SAN JOSE, CA – ebay, the California-based online auction house, has set up operations in the UK and Germany with a British startup and a German acquisition.
The ebay site in the UK began in March as a straight subsidiary with a British management team in place. In Germany ebay bought a 4-month-old startup, Alando, in June.
“It was a natural launching pad for ebay in Germany,” spokesman Russell Brady said. “They are the biggest site in Germany, and the founders shared ebay’s vision of what it takes to build a great person-to-person trading community.”
The company was founded by three brothers – Mark, Oliver and Alexander Semwer – and three of their former school mates. They are 24 to 29 years old and had worked for Web companies before striking out on their own.
“We really think Alando has established itself on the German marketplace,” said Brady. “The founders told us that they had looked to ebay as a model, and they’ve done a good job bringing that model to Germany.
“The reason ebay has been so successful in the US is that they have a great grassroots community who are really passionate about trading and collection. Alando understood that.”
After just six months in business, ebay’s German site has 160,000 items for sale and 100,000 registered users. The site is doing so well that ebay last month introduced a fee structure for the first time.
“None of the other Web sites have done that,” Brady said. “They were too busy building up market momentum, but we are gaining momentum in revenue as well.” Sellers pay a fee of 1.5 to 3 percent on sold items, but browsing is free.
“Alando’s idea was to build up a strong community and user base first and then transfer that to a business model. They were quickest out of the chute and I’m sure others will follow their lead.”
By then ebay expects to be active across Europe. “We plan to be wherever there is a vibrant Internet market or a critical mass of users,” Brady said, but he acknowledged that the company has not chosen any other European sites yet.
The building plan calls for developing strong local sites, and building an international auction trade once the individual sites are successful.
“Early adopters and hard-core collectors in some categories are happy to trade internationally,” Brady explained, “but your average consumer is not. He doesn’t want to go through the customs and shipping rigmarole that you still have to go through so most of the trading will be done on an intra-country basis.”
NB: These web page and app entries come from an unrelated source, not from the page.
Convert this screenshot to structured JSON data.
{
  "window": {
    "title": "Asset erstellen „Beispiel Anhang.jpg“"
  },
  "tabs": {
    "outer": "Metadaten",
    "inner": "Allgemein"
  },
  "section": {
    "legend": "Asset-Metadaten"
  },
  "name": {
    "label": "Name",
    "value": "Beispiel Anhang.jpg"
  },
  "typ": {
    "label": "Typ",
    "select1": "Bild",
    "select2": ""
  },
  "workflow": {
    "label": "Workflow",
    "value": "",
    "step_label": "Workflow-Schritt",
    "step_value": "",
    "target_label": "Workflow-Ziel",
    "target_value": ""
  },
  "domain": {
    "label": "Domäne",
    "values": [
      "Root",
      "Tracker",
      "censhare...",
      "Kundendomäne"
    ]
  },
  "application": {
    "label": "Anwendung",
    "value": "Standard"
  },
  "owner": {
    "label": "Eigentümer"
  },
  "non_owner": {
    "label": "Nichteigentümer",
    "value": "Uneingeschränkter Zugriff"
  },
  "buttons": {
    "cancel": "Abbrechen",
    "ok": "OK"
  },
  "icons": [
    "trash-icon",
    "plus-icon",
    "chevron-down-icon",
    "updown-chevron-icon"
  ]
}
Payment will be local. “We’re offering local currency billing and local currency auction,” he said. “We’re looking at the euro and, over time, as it becomes the standard, we’d use it.
“We trade in German marks, Sterling and dollars. We’re setting up a billing infrastructure so you can pay with credit cards, COD or checks. We don’t want to impose payment modalities on customers just because it is simpler for us. Paying with money orders may be standard in some countries, and we will adapt to that. If you put up barriers your site won’t become popular.”